WHAT YOU WILL DO.
Within the lines below, find those that hold the string "title" and copy each one.

== Segment start ==

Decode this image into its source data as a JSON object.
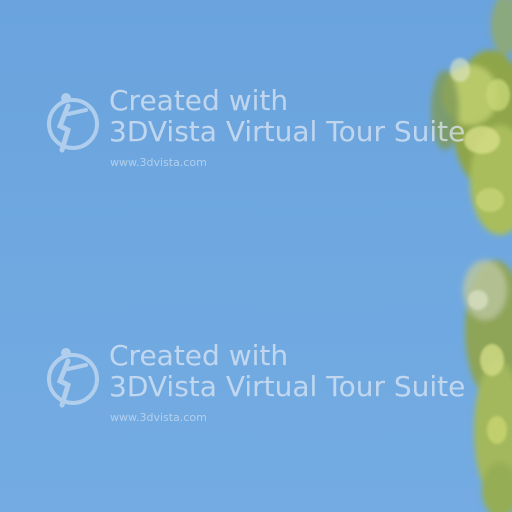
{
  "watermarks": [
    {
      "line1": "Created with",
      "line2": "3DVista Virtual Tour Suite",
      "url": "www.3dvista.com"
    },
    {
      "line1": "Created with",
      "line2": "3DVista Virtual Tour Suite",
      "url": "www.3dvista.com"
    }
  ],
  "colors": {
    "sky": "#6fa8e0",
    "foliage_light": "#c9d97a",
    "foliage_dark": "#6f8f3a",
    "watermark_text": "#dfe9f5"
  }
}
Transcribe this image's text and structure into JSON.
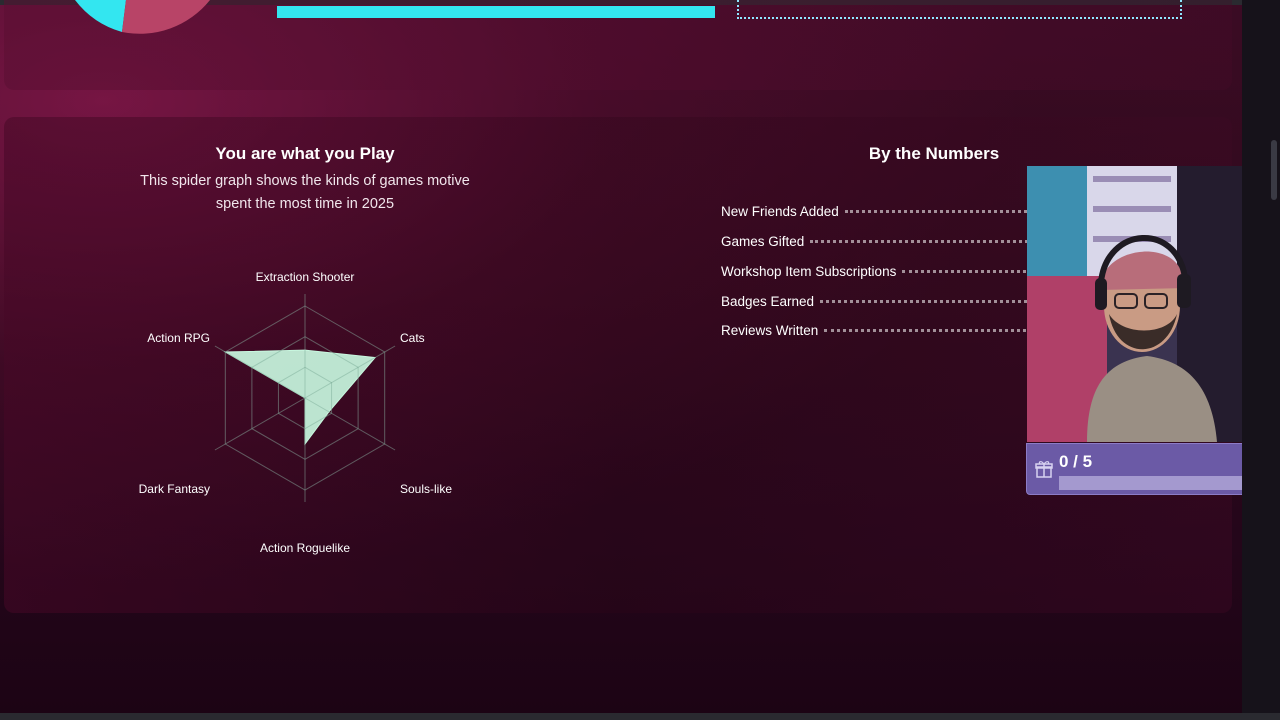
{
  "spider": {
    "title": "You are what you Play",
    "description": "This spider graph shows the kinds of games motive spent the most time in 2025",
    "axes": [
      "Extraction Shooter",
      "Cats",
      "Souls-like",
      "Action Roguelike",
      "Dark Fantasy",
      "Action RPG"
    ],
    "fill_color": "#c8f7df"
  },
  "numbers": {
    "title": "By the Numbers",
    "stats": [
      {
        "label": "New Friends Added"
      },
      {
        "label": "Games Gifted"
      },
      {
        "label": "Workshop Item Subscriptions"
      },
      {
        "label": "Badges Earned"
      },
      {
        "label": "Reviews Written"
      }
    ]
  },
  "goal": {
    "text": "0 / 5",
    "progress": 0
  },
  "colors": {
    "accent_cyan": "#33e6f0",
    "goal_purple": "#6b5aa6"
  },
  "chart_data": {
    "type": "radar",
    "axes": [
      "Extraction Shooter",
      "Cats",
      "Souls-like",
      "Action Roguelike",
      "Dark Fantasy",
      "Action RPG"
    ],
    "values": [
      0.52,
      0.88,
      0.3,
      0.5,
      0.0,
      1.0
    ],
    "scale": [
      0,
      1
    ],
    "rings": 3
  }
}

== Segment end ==

SOLUTION FOR THIS PROBLEM.
    "title": "You are what you Play",
    "title": "By the Numbers",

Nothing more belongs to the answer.